- The records -

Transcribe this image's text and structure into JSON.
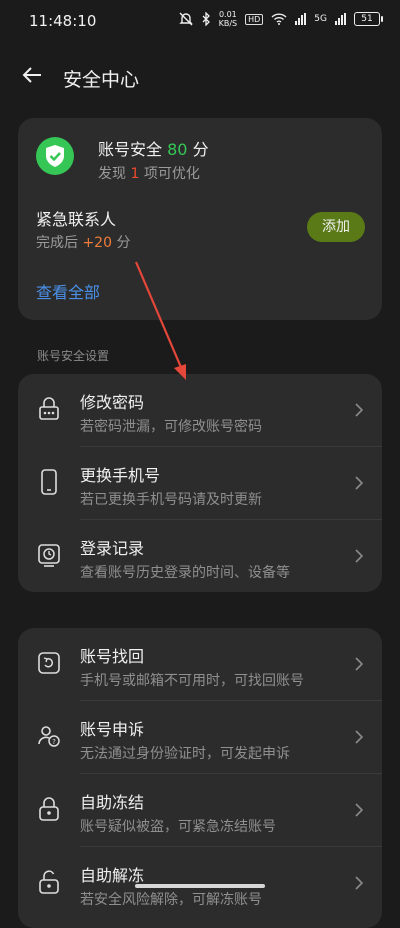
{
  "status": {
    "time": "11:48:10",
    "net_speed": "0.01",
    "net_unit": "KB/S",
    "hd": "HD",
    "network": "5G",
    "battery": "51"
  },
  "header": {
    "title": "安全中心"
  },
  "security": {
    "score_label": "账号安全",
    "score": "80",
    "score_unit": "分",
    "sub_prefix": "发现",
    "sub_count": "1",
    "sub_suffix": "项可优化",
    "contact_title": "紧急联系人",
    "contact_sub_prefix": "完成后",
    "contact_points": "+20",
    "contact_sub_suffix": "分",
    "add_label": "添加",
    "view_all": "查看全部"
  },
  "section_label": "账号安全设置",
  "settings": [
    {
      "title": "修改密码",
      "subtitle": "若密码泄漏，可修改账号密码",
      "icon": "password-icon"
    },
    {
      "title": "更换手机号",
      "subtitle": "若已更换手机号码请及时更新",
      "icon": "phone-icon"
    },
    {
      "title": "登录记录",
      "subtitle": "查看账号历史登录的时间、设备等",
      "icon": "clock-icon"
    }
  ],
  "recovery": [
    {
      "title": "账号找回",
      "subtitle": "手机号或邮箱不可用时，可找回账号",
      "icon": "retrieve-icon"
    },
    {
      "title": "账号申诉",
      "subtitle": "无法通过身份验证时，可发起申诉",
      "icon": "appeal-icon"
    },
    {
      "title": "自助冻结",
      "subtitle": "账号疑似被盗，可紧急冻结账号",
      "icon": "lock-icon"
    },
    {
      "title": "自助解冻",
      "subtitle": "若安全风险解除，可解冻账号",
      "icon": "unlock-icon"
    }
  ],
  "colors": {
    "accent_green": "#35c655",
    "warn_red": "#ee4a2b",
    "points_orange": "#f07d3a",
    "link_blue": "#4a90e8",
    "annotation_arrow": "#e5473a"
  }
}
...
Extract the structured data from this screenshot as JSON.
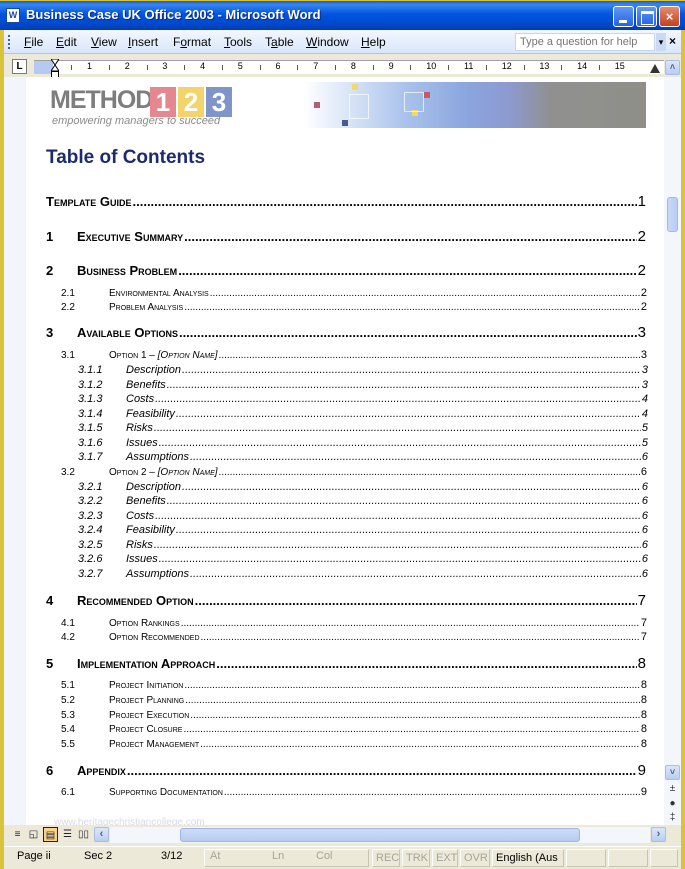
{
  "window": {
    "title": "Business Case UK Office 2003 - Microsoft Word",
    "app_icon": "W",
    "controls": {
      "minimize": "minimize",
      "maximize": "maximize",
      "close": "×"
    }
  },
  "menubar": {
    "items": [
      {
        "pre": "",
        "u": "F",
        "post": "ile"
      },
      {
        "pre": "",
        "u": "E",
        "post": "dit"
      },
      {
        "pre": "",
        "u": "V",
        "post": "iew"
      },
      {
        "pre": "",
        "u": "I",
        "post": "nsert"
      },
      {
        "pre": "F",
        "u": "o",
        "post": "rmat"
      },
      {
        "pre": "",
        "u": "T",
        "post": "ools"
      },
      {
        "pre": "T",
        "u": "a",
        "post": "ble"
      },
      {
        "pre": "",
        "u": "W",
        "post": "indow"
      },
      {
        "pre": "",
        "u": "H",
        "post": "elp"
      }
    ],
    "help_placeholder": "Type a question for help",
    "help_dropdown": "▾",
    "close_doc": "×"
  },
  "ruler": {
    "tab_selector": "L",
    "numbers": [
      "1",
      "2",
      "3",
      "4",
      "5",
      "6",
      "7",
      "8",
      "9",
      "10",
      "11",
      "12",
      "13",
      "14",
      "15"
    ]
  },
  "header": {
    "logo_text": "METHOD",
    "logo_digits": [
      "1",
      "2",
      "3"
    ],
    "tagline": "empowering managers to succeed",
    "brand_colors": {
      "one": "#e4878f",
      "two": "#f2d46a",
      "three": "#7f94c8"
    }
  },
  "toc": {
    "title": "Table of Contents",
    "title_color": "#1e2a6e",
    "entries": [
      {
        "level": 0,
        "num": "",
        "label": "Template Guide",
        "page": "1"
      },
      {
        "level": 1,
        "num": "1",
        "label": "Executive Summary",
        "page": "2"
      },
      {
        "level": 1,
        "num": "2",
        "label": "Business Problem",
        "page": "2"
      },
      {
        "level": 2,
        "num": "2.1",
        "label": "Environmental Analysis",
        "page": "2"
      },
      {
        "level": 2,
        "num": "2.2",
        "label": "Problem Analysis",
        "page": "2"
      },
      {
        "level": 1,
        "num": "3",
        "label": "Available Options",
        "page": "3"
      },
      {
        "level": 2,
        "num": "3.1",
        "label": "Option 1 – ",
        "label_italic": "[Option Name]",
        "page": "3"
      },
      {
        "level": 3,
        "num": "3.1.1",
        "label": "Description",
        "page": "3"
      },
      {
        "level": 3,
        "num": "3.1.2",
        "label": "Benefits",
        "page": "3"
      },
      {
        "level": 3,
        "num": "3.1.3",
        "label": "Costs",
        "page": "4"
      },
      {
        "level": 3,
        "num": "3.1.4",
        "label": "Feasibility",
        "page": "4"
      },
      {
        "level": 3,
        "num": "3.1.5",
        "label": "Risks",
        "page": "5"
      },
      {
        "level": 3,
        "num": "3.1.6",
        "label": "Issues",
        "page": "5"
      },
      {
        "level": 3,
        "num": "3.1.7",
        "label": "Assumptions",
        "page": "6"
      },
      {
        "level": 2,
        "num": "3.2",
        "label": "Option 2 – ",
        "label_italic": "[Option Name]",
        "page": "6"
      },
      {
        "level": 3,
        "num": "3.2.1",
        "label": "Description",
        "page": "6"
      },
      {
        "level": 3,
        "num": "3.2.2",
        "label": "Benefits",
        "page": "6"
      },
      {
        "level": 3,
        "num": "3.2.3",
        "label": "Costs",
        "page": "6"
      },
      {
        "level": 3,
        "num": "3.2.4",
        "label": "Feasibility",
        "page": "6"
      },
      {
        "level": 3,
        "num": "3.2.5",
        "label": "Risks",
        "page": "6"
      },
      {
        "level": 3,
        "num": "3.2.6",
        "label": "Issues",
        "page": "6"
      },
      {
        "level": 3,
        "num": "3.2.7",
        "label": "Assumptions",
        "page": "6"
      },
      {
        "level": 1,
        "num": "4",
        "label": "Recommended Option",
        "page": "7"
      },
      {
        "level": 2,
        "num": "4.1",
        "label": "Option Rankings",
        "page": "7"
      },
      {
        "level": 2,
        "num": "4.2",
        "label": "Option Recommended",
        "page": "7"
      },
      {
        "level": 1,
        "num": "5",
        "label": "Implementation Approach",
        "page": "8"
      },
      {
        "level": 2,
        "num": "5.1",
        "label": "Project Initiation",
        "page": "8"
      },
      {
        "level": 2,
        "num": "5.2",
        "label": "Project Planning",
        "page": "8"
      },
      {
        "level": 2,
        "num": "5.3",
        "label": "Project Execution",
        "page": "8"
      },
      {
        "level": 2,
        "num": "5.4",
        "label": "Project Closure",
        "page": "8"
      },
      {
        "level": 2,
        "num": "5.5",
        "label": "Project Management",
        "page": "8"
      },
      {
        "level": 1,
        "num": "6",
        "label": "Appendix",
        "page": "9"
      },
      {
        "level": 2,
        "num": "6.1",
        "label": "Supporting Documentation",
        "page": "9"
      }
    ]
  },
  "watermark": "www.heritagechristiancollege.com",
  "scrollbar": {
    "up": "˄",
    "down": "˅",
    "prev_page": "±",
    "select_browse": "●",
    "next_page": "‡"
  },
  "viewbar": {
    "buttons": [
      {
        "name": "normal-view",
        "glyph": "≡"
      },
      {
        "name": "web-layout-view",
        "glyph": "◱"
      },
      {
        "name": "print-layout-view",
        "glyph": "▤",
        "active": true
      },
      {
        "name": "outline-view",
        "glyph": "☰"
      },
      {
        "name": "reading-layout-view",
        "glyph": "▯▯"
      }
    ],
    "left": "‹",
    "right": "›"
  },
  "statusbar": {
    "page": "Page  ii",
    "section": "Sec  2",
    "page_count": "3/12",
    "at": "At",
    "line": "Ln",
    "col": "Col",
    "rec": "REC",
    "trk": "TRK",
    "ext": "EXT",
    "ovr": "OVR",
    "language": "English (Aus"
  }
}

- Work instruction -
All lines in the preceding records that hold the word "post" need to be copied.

- Exercise response -
        "post": "ile"
        "post": "dit"
        "post": "iew"
        "post": "nsert"
        "post": "rmat"
        "post": "ools"
        "post": "ble"
        "post": "indow"
        "post": "elp"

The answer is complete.